#### Provided material ####
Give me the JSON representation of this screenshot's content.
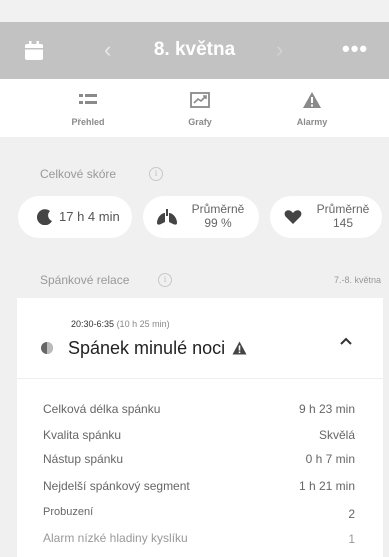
{
  "header": {
    "title": "8. května",
    "prev_symbol": "‹",
    "next_symbol": "›",
    "more_symbol": "•••"
  },
  "tabs": [
    {
      "label": "Přehled",
      "icon": "list-icon"
    },
    {
      "label": "Grafy",
      "icon": "chart-icon"
    },
    {
      "label": "Alarmy",
      "icon": "warning-icon"
    }
  ],
  "overall": {
    "label": "Celkové skóre",
    "duration": "17 h 4 min",
    "lungs_label": "Průměrně",
    "lungs_value": "99 %",
    "heart_label": "Průměrně",
    "heart_value": "145"
  },
  "sessions": {
    "label": "Spánkové relace",
    "date_range": "7.-8. května"
  },
  "session": {
    "time_range": "20:30-6:35",
    "duration_note": "(10 h 25 min)",
    "title": "Spánek minulé noci",
    "rows": [
      {
        "label": "Celková délka spánku",
        "value": "9 h 23 min"
      },
      {
        "label": "Kvalita spánku",
        "value": "Skvělá"
      },
      {
        "label": "Nástup spánku",
        "value": "0 h 7 min"
      },
      {
        "label": "Nejdelší spánkový segment",
        "value": "1 h 21 min"
      },
      {
        "label": "Probuzení",
        "value": "2"
      },
      {
        "label": "Alarm nízké hladiny kyslíku",
        "value": "1"
      }
    ]
  },
  "colors": {
    "header_bg": "#c2c2c2",
    "page_bg": "#f0f0f0"
  }
}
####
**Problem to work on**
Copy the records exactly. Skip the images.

**Final answer**
Give me the JSON representation of this screenshot's content.
{
  "header": {
    "title": "8. května",
    "prev_symbol": "‹",
    "next_symbol": "›",
    "more_symbol": "•••"
  },
  "tabs": [
    {
      "label": "Přehled",
      "icon": "list-icon"
    },
    {
      "label": "Grafy",
      "icon": "chart-icon"
    },
    {
      "label": "Alarmy",
      "icon": "warning-icon"
    }
  ],
  "overall": {
    "label": "Celkové skóre",
    "duration": "17 h 4 min",
    "lungs_label": "Průměrně",
    "lungs_value": "99 %",
    "heart_label": "Průměrně",
    "heart_value": "145"
  },
  "sessions": {
    "label": "Spánkové relace",
    "date_range": "7.-8. května"
  },
  "session": {
    "time_range": "20:30-6:35",
    "duration_note": "(10 h 25 min)",
    "title": "Spánek minulé noci",
    "rows": [
      {
        "label": "Celková délka spánku",
        "value": "9 h 23 min"
      },
      {
        "label": "Kvalita spánku",
        "value": "Skvělá"
      },
      {
        "label": "Nástup spánku",
        "value": "0 h 7 min"
      },
      {
        "label": "Nejdelší spánkový segment",
        "value": "1 h 21 min"
      },
      {
        "label": "Probuzení",
        "value": "2"
      },
      {
        "label": "Alarm nízké hladiny kyslíku",
        "value": "1"
      }
    ]
  },
  "colors": {
    "header_bg": "#c2c2c2",
    "page_bg": "#f0f0f0"
  }
}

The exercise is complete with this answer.